God, I just wanted to say how nice it was to see you in my neighbor's eyes. You flow across all barriers, you light up all things, and when we look closely, we find that you're there before us, smiling, waiting for us to recognize you. :)

Divine Opportunities

Do milk weeds grow where you live? Here in Indiana, in the mid- to late summer, milk weeds grow tall and brown and stalk-like, reaching toward the sky. They develop pods with a hard casing, large enough to fit in the palm of your hand. When I was little girl, I would sometimes walk to a friend's house through a field filled with milk weeds--the prickly exterior of the pods would catch on my shirt and hair as I made my way down the path. But late in the summer, something magical happened. The pods opened by some unseen force and inside revealed a beautiful white cotton--the bed of an angel, I imagined.

This summer seems to be a time of breaking apart for many people. Jobs have been lost, illnesses diagnosed, accidents experienced. Relationships are strained by stresses and the weight of the unknown future. Daily, faithfully we try to see and hear and know God, a little more, and then a little more. This morning I had a sense that this breaking apart is really an opening, like a milk pod, that comes when we're ready. Our circumstances break open--the illness, the job, the accident--and inside, we see that God is offering us an opportunity--to heal, to love more truly, to be free of circumstances that don't fit us, to remove every obstacle that gets in the way of our growing experience of him.

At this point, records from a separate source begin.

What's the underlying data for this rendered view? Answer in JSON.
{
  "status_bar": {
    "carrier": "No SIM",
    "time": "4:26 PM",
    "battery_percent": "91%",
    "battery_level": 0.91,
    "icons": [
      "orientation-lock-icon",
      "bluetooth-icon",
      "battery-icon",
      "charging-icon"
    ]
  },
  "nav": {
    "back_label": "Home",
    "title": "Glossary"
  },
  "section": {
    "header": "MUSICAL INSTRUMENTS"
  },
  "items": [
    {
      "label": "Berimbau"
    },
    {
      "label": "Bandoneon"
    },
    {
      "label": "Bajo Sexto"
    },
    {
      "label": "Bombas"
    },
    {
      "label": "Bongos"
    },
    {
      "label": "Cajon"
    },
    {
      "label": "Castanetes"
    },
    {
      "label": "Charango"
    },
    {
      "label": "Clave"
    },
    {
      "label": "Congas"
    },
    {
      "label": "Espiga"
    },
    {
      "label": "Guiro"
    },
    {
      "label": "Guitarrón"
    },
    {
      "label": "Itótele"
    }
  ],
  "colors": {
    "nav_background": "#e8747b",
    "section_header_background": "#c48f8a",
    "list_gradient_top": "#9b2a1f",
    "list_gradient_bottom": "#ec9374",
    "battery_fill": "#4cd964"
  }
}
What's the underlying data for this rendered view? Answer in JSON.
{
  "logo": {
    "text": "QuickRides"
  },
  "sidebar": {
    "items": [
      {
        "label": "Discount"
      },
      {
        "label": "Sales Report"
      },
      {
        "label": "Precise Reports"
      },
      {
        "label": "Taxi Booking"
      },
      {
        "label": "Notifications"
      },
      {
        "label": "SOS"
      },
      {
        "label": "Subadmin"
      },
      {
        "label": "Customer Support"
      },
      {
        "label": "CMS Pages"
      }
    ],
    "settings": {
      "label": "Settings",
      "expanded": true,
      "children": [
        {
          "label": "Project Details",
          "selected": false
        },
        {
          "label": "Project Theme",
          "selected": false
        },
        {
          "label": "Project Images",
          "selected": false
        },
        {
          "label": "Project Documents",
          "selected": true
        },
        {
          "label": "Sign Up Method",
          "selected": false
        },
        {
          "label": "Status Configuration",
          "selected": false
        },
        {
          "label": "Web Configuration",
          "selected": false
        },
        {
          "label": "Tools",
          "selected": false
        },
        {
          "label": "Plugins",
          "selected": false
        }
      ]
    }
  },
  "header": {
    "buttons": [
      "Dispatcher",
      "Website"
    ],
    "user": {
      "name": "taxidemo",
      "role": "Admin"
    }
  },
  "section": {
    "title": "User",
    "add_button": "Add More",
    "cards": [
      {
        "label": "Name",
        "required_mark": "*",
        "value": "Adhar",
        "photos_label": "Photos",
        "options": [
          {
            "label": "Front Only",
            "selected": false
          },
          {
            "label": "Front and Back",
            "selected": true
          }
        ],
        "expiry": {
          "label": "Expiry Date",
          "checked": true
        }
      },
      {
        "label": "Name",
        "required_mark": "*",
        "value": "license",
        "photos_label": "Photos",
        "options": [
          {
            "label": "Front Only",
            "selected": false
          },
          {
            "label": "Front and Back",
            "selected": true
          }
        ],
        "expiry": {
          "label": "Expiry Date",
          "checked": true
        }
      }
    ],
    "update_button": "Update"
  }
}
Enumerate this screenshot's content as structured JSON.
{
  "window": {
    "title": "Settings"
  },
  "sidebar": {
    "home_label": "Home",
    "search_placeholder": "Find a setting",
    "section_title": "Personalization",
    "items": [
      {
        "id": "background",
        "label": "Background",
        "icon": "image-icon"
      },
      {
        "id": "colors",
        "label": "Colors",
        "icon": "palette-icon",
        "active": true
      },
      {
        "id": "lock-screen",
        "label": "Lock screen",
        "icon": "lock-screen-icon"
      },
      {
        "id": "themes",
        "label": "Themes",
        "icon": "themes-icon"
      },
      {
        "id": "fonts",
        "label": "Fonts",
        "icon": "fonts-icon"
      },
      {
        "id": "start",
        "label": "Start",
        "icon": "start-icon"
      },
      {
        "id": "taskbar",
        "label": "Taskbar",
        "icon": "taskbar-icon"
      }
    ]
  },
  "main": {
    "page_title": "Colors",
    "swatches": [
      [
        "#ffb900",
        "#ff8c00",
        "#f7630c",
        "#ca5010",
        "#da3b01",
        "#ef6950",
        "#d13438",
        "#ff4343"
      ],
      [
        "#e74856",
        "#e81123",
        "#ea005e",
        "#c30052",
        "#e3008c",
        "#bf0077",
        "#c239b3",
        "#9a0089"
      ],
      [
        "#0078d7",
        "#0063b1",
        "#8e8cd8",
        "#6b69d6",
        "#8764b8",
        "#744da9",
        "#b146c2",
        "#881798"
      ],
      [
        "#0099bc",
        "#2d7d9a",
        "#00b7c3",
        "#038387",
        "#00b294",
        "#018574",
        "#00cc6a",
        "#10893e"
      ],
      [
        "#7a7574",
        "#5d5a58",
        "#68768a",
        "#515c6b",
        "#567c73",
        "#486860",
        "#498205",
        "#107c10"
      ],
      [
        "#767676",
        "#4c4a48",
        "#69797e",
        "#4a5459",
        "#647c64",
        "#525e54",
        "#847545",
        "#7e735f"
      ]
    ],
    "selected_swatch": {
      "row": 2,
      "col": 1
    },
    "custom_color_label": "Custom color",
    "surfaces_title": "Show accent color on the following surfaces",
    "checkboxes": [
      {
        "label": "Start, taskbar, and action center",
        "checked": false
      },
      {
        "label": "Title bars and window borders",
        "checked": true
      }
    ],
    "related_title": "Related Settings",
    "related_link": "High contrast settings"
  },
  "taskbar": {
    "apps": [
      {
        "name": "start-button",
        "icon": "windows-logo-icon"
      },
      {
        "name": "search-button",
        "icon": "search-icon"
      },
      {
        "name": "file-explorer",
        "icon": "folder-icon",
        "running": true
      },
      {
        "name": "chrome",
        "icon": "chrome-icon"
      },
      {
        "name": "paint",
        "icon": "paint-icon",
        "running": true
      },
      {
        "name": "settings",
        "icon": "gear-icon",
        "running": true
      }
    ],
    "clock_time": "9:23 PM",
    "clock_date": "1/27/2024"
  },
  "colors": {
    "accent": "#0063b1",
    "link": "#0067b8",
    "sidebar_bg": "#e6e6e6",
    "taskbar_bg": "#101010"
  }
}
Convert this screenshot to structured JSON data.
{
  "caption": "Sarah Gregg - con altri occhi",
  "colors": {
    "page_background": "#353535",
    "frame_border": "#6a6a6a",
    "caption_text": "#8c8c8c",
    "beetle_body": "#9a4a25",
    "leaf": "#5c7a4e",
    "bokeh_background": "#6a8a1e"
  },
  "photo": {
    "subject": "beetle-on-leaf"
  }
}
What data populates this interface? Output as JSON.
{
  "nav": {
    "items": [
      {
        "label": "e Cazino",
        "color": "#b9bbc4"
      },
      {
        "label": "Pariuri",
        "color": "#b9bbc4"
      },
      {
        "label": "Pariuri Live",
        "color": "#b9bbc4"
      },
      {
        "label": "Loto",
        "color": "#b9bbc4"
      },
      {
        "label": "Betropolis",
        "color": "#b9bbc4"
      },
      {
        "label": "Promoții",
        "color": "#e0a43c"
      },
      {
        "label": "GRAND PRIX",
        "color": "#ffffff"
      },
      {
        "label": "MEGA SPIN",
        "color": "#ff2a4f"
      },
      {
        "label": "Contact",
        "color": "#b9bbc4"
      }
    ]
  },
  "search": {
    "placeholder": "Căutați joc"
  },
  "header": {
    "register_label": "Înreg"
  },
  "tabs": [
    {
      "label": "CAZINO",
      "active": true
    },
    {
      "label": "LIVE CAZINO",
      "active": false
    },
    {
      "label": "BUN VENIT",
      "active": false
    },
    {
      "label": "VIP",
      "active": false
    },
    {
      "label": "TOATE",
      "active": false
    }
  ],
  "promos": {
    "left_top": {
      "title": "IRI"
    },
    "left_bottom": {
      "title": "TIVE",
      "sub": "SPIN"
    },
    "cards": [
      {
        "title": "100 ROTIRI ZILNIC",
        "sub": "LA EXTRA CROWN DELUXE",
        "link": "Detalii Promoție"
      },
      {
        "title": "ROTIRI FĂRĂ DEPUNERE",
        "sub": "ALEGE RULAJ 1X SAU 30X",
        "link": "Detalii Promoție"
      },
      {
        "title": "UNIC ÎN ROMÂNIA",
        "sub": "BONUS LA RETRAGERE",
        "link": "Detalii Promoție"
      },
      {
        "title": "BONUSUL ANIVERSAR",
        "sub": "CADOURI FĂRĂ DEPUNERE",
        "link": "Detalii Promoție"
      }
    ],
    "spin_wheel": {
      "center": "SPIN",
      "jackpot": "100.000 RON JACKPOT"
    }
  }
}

May we each be awake to every divine opportunity we are given today and cup each unexpected challenge gently in our hands, waiting patiently for God to open the pod of our circumstance and reveal his soft comfort and tender love within it.

Blessings on your day! :) k